→ **Work instructions**: Which lines of the records below contain the word "JSON"? Copy each of them out.

Collected data entries:

⟨

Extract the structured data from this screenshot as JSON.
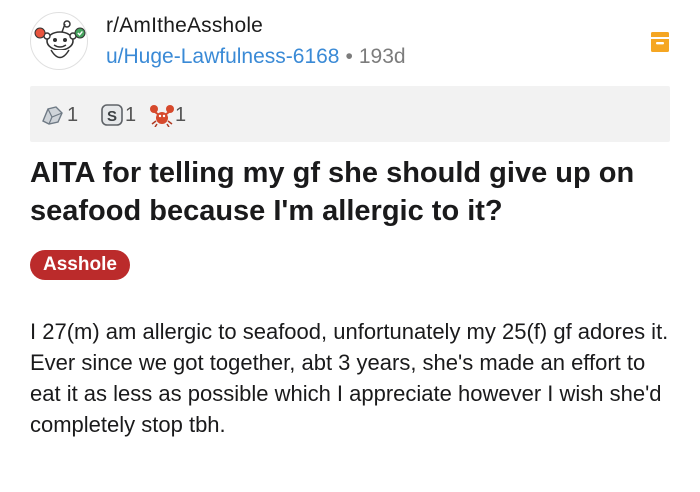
{
  "post": {
    "subreddit": "r/AmItheAsshole",
    "username": "u/Huge-Lawfulness-6168",
    "separator": "•",
    "age": "193d",
    "awards": [
      {
        "icon": "silver-award-icon",
        "count": "1"
      },
      {
        "icon": "s-coin-award-icon",
        "count": "1"
      },
      {
        "icon": "lobster-award-icon",
        "count": "1"
      }
    ],
    "title": "AITA for telling my gf she should give up on seafood because I'm allergic to it?",
    "flair": "Asshole",
    "body": "I 27(m) am allergic to seafood, unfortunately my 25(f) gf adores it. Ever since we got together, abt 3 years, she's made an effort to eat it as less as possible which I appreciate however I wish she'd completely stop tbh."
  },
  "colors": {
    "link": "#3a8ad6",
    "flair_bg": "#bb2b2b",
    "save_icon": "#f5a623",
    "awards_bg": "#f2f2f2"
  }
}
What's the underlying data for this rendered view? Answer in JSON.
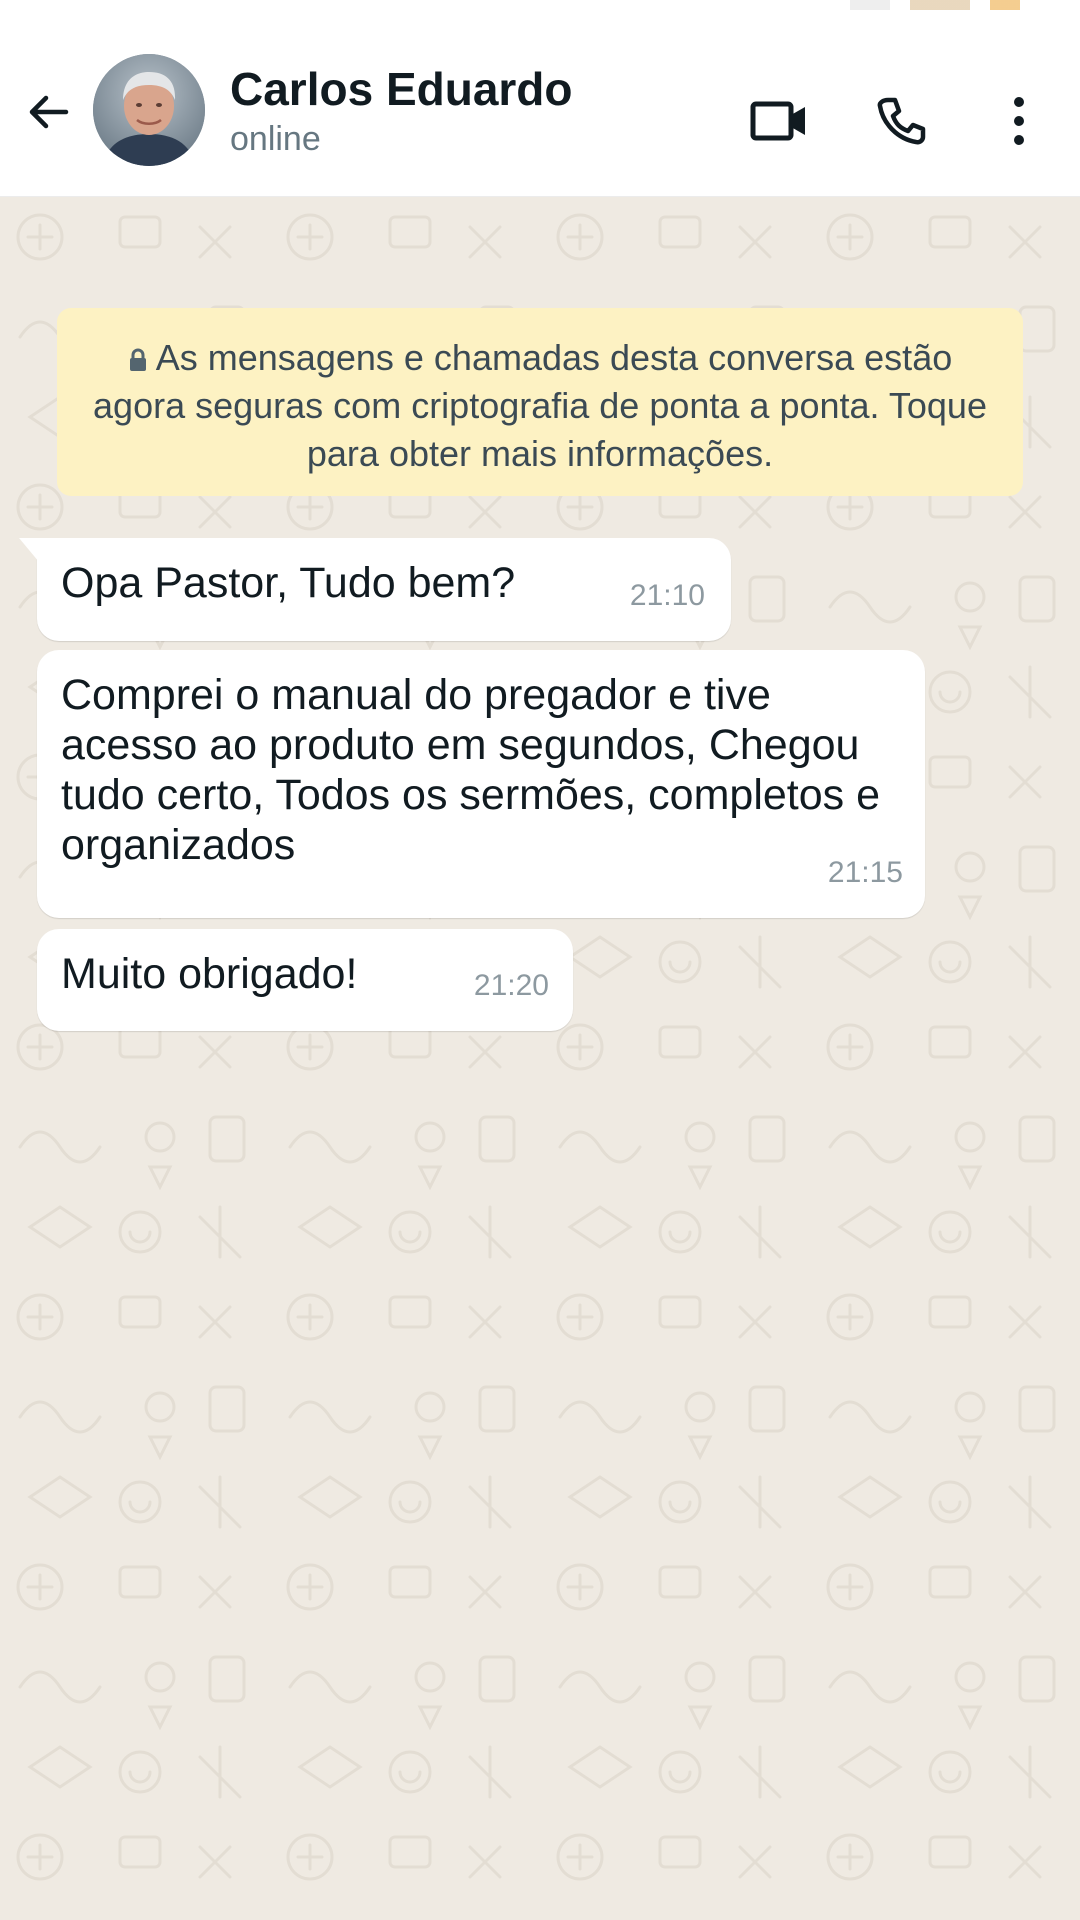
{
  "colors": {
    "header_bg": "#ffffff",
    "chat_bg": "#efeae2",
    "notice_bg": "#fdf2c3",
    "bubble_bg": "#ffffff",
    "text_primary": "#111b21",
    "text_secondary": "#667781"
  },
  "header": {
    "back_icon": "arrow-left-icon",
    "contact_name": "Carlos Eduardo",
    "contact_status": "online",
    "actions": [
      {
        "icon": "video-camera-icon"
      },
      {
        "icon": "phone-icon"
      },
      {
        "icon": "more-vertical-icon"
      }
    ]
  },
  "encryption_notice": {
    "icon": "lock-icon",
    "text": "As mensagens e chamadas desta conversa estão agora seguras com criptografia de ponta a ponta. Toque para obter mais informações."
  },
  "messages": [
    {
      "text": "Opa Pastor, Tudo bem?",
      "time": "21:10"
    },
    {
      "text": "Comprei o manual do pregador e tive acesso ao produto em segundos, Chegou tudo certo, Todos os sermões, completos e organizados",
      "time": "21:15"
    },
    {
      "text": "Muito obrigado!",
      "time": "21:20"
    }
  ]
}
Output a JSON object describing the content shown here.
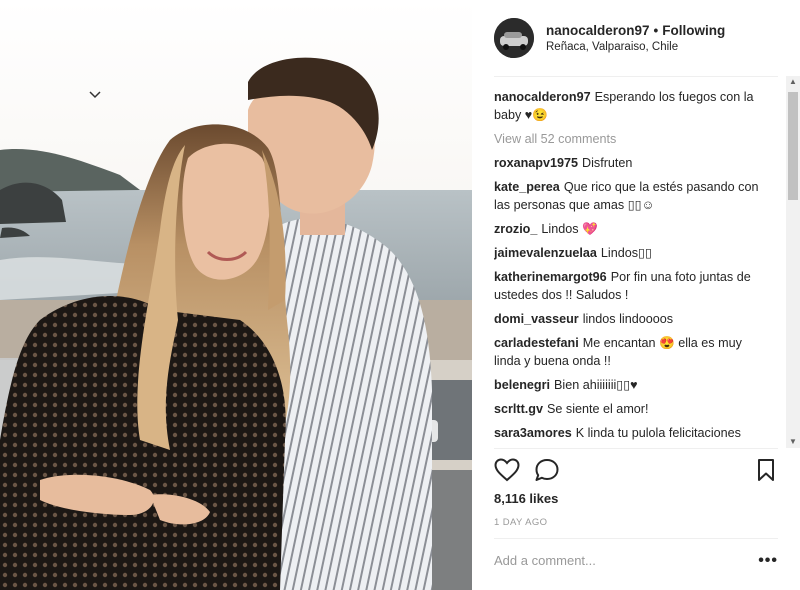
{
  "post": {
    "username": "nanocalderon97",
    "separator": "•",
    "follow_status": "Following",
    "location": "Reñaca, Valparaiso, Chile",
    "caption_user": "nanocalderon97",
    "caption_text": "Esperando los fuegos con la baby ♥😉",
    "view_all": "View all 52 comments",
    "likes": "8,116 likes",
    "time": "1 DAY AGO",
    "add_comment_placeholder": "Add a comment...",
    "more_label": "•••"
  },
  "comments": [
    {
      "user": "roxanapv1975",
      "text": "Disfruten"
    },
    {
      "user": "kate_perea",
      "text": "Que rico que la estés pasando con las personas que amas ▯▯☺"
    },
    {
      "user": "zrozio_",
      "text": "Lindos 💖"
    },
    {
      "user": "jaimevalenzuelaa",
      "text": "Lindos▯▯"
    },
    {
      "user": "katherinemargot96",
      "text": "Por fin una foto juntas de ustedes dos !! Saludos !"
    },
    {
      "user": "domi_vasseur",
      "text": "lindos lindoooos"
    },
    {
      "user": "carladestefani",
      "text": "Me encantan 😍 ella es muy linda y buena onda !!"
    },
    {
      "user": "belenegri",
      "text": "Bien ahiiiiiii▯▯♥"
    },
    {
      "user": "scrltt.gv",
      "text": "Se siente el amor!"
    },
    {
      "user": "sara3amores",
      "text": "K linda tu pulola felicitaciones mucho amor salud y platita este año k"
    }
  ],
  "icons": {
    "heart": "heart-icon",
    "comment": "comment-icon",
    "bookmark": "bookmark-icon",
    "scroll_up": "▲",
    "scroll_down": "▼"
  },
  "colors": {
    "text": "#262626",
    "muted": "#999999",
    "divider": "#efefef"
  }
}
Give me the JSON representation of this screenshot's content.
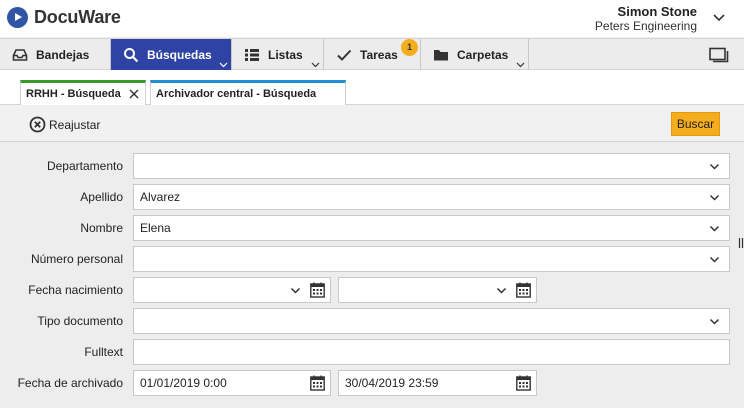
{
  "app": {
    "name": "DocuWare"
  },
  "user": {
    "name": "Simon Stone",
    "company": "Peters Engineering"
  },
  "nav": {
    "items": [
      {
        "label": "Bandejas",
        "icon": "inbox-icon"
      },
      {
        "label": "Búsquedas",
        "icon": "search-icon",
        "active": true
      },
      {
        "label": "Listas",
        "icon": "list-icon"
      },
      {
        "label": "Tareas",
        "icon": "checkmark-icon",
        "badge": "1"
      },
      {
        "label": "Carpetas",
        "icon": "folder-icon"
      }
    ]
  },
  "tabs": [
    {
      "label": "RRHH - Búsqueda",
      "active": true
    },
    {
      "label": "Archivador central - Búsqueda"
    }
  ],
  "toolbar": {
    "reset_label": "Reajustar",
    "search_label": "Buscar"
  },
  "form": {
    "departamento": {
      "label": "Departamento",
      "value": ""
    },
    "apellido": {
      "label": "Apellido",
      "value": "Alvarez"
    },
    "nombre": {
      "label": "Nombre",
      "value": "Elena"
    },
    "numero_personal": {
      "label": "Número personal",
      "value": ""
    },
    "fecha_nacimiento": {
      "label": "Fecha nacimiento",
      "from": "",
      "to": ""
    },
    "tipo_documento": {
      "label": "Tipo documento",
      "value": ""
    },
    "fulltext": {
      "label": "Fulltext",
      "value": ""
    },
    "fecha_archivado": {
      "label": "Fecha de archivado",
      "from": "01/01/2019 0:00",
      "to": "30/04/2019 23:59"
    }
  },
  "colors": {
    "accent": "#2f43a4",
    "search_button": "#f5ad1d",
    "badge": "#f5ad1d",
    "tab1_accent": "#3a9a2e",
    "tab2_accent": "#1f8fd6"
  }
}
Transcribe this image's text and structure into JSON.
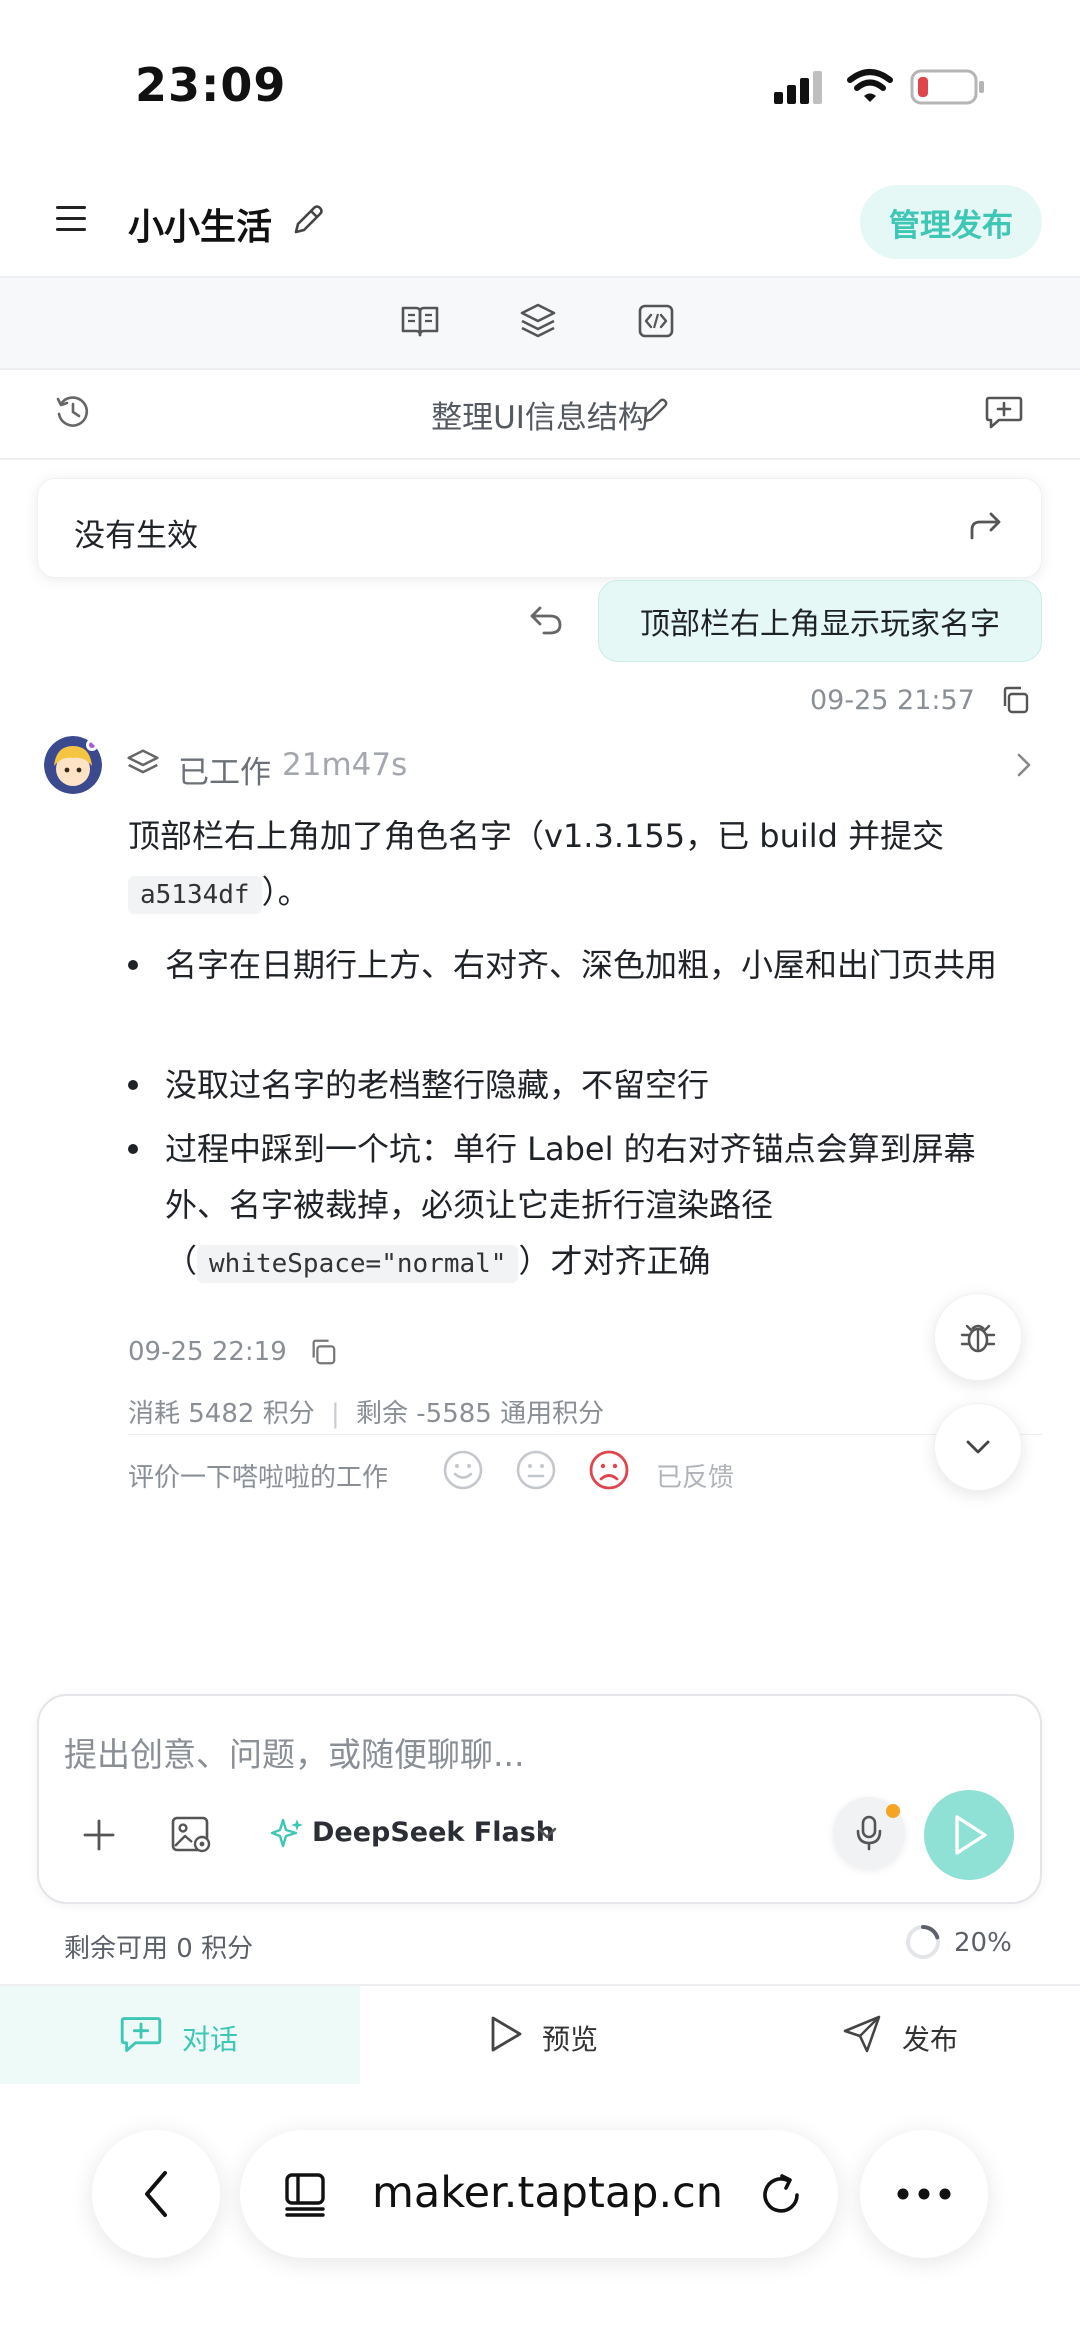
{
  "status_bar": {
    "time": "23:09"
  },
  "header": {
    "title": "小小生活",
    "manage_publish": "管理发布"
  },
  "thread": {
    "title": "整理UI信息结构"
  },
  "quote": {
    "text": "没有生效"
  },
  "user_message": {
    "text": "顶部栏右上角显示玩家名字",
    "time": "09-25 21:57"
  },
  "assistant": {
    "worked_label": "已工作",
    "worked_duration": "21m47s",
    "intro_before_code": "顶部栏右上角加了角色名字（v1.3.155，已 build 并提交",
    "intro_code": "a5134df",
    "intro_after_code": "）。",
    "bullet_1": "名字在日期行上方、右对齐、深色加粗，小屋和出门页共用",
    "bullet_2": "没取过名字的老档整行隐藏，不留空行",
    "bullet_3_before": "过程中踩到一个坑：单行 Label 的右对齐锚点会算到屏幕外、名字被裁掉，必须让它走折行渲染路径",
    "bullet_3_paren_open": "（",
    "bullet_3_code": "whiteSpace=\"normal\"",
    "bullet_3_after": "）才对齐正确",
    "time": "09-25 22:19",
    "consumed": "消耗 5482 积分",
    "separator": "|",
    "remaining": "剩余 -5585 通用积分",
    "rate_prompt": "评价一下嗒啦啦的工作",
    "feedback_state": "已反馈"
  },
  "composer": {
    "placeholder": "提出创意、问题，或随便聊聊...",
    "model": "DeepSeek Flash",
    "credits": "剩余可用 0 积分",
    "context_percent": "20%"
  },
  "tabs": [
    {
      "label": "对话"
    },
    {
      "label": "预览"
    },
    {
      "label": "发布"
    }
  ],
  "browser": {
    "url": "maker.taptap.cn"
  },
  "colors": {
    "accent": "#3ec7b5",
    "accent_light": "#e6f8f5",
    "negative": "#e0454d"
  }
}
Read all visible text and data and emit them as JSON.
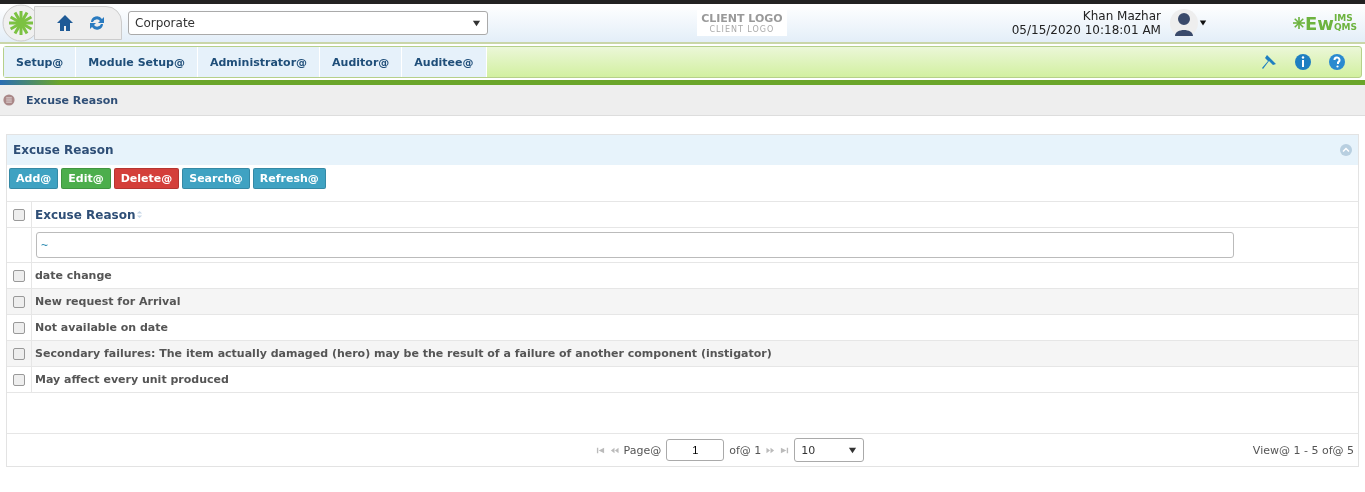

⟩

→ **Exercise response**:
Extract the structured data from this screenshot as JSON.
What's the underlying data for this rendered view? Answer in JSON.
Output a JSON object describing the content shown here.
Give me the JSON representation of this screenshot's content.
Transcribe this image's text and structure into JSON.
Read all visible text and data and emit them as JSON.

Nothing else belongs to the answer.